I’ll bet Jenna Bush Hager and her cute hubby, Henry, sure wish they had bought a place in Dallas. They would get a bigger home to bring home baby Mila, and mom and dad would be nearby. Instead, because of work, they bought a cute townhome in the Federal Hill area of Baltimore back in 2008, shortly after they married. They tried to sell the 3 bedroom, 3 bath historic home that dates back to the 1880′s in late 2010, to no avail They lowered the price to $449,000, only $9,000 more than they paid, according to Curbed. Still no action. So they did what any smart young couple does who wants to move to New York but owns real estate: they leased it.
This is pretty cool to those of us obsessed with second or vacation homes. Which is, like all of us. Everyone knows that the Hamptons is the vacation home playground of Manhattan — or it is? Actually, yes. A cool blog called PropertyShark did all this research to find that 35 percent of Hamptons vacation homes are owned by Manhattanites, who have poured $20.8 BILLION into homes here, paying $100 million in property taxes. Overseas buyers own only about 100 vacation homes in the area, with three quarters of those owners hailing from Britain.
When it comes to selling your home, experts agree hands down the kitchen is the most important home in the house! If you have limited funds and must choose your upgrade areas, a decision that can make you feel like choosing which kid you love best, sink that money in the kitchen first, master bath second.
New York City, of course, is first with 53 billionaires who collectively are worth $1.53 trillion. But Forbes Magazine says Dallas came in right behind the Big Apple with 17 of the wealthiest, beating out San Francisco at 16. Of course, a lot of billionaires are scattered along the Peninsula south of San Fran. But then, I saw that Fort Worth had 8 billionaires, which collectively makes 25 of the world’s richest billionaires residents of North Texas.
A little NYC Hotel Porn courtesy of Dallas Cantoni over on SecondShelters.com.
Update: My friend Samantha tells me more about her grandparents’ amazing Kingston, NY home:

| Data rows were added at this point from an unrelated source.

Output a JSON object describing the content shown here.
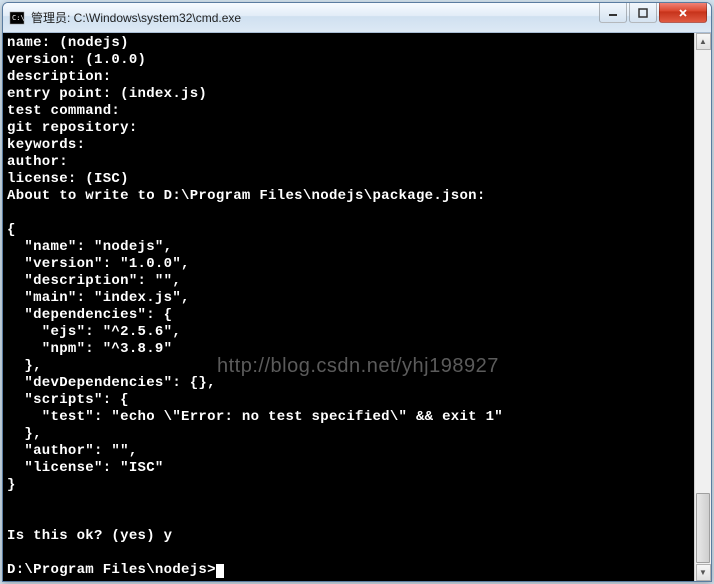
{
  "window": {
    "title": "管理员: C:\\Windows\\system32\\cmd.exe"
  },
  "watermark": "http://blog.csdn.net/yhj198927",
  "console": {
    "lines": [
      "name: (nodejs)",
      "version: (1.0.0)",
      "description:",
      "entry point: (index.js)",
      "test command:",
      "git repository:",
      "keywords:",
      "author:",
      "license: (ISC)",
      "About to write to D:\\Program Files\\nodejs\\package.json:",
      "",
      "{",
      "  \"name\": \"nodejs\",",
      "  \"version\": \"1.0.0\",",
      "  \"description\": \"\",",
      "  \"main\": \"index.js\",",
      "  \"dependencies\": {",
      "    \"ejs\": \"^2.5.6\",",
      "    \"npm\": \"^3.8.9\"",
      "  },",
      "  \"devDependencies\": {},",
      "  \"scripts\": {",
      "    \"test\": \"echo \\\"Error: no test specified\\\" && exit 1\"",
      "  },",
      "  \"author\": \"\",",
      "  \"license\": \"ISC\"",
      "}",
      "",
      "",
      "Is this ok? (yes) y",
      "",
      "D:\\Program Files\\nodejs>"
    ]
  }
}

“The kitchen is a box off of that living room they showed (below). It has the ugliest wallpaper ever (brown armadillos – I think) with very outdated cabinets. The washer and dryer are in the kitchen as well. I am positive that the new owners had to put in new appliances as well – especially the stove (my grandmother had dementia late in life and burned the crap out of the stove and burners). The bedrooms overlook the back yard. All have big windows and the same outdated cabinets. It does appear that the boys (as my mother calls them) did update the patio – which is very nice. There are two bathrooms – one green that has a shower stall and linen closet and the other brown that had the bathtub.”
This home is in Kingston, New York, in the Hudson River Valley, and was just written up in the New York Times. I’m writing about it because a) it is a second home for a NYC couple and b) it was built in 1958 by the grandparents of a friend who grew up in the area but now lives in California. They were the “meticulous couple” mentioned in this article. My friend, Samantha, says all that is missing is the Day-Glo white Christmas tree and — oh yes — she also says she has never heard it referred to as the Jetson’s House. The home is in a lovely neighborhood and the mid-mod design makes for easy maintenance, which can be a real pain when you own multiple homes. (Maintaining one drives me nuts!)!
Having a second home in New York City or state may be more expensive now than ever. For those with places in the city, the state Taxation Department will require state residents who own second homes in New York City to report the number of days they spend in the city, which will likely result in more audits for commuters. Albany, you see, wants that New York City income tax. Don’t think you are off the hook if you own a home in, say, the Hamptons, but live in Connecticut. In January. a New York tax appeals tribunal affirmed a decision that a New Canaan, Conn., resident who worked in Manhattan and owned a Long Island home, still owed the state an additional $1 million. The million is taxes on income the resident, John Barker, and his wife earned outside of New York, plus interest and penalties. Of course, Mr. Barker already was paying New York state taxes on income he was earning in the state.
I found this jazzy website showcasing 5 East 44th, and listening to it just reminded me of the good old days when properties could be sold for $1500 per square foot. (Ah, those were the days.) Also found out this building¬† is one of the narrowest “slivers” in midtown, only 28 feet wide, designed by Alan Ritchie of The Office of Philip Johnson, which also designed the Urban Glass House at 330 Spring Street. Developer was Sam Suzuki of The Vintage Group. I wondered what was going on across the street: the Cornell Club.¬†¬† Here’s the fun stuff: the site once was occupied by Canfield‚Äôs Gambling House, which was closed in an anti-vice campaign in 1901 by District Attorney William Jerome and, according to New York Songlines, a website, was ‚Äúperhaps the most prestigious illegal joint of the Gilded Age.‚Äù
Before I leave the Big Apple I must treat you to a little House Porn. This unit is small by Texas standards at 629 square feet, but perfect if NYC is your second home. You just don’t need a Sam’s closet in Manhattan; Duane Reade is a block away, they are open 24/7 and even have food.¬†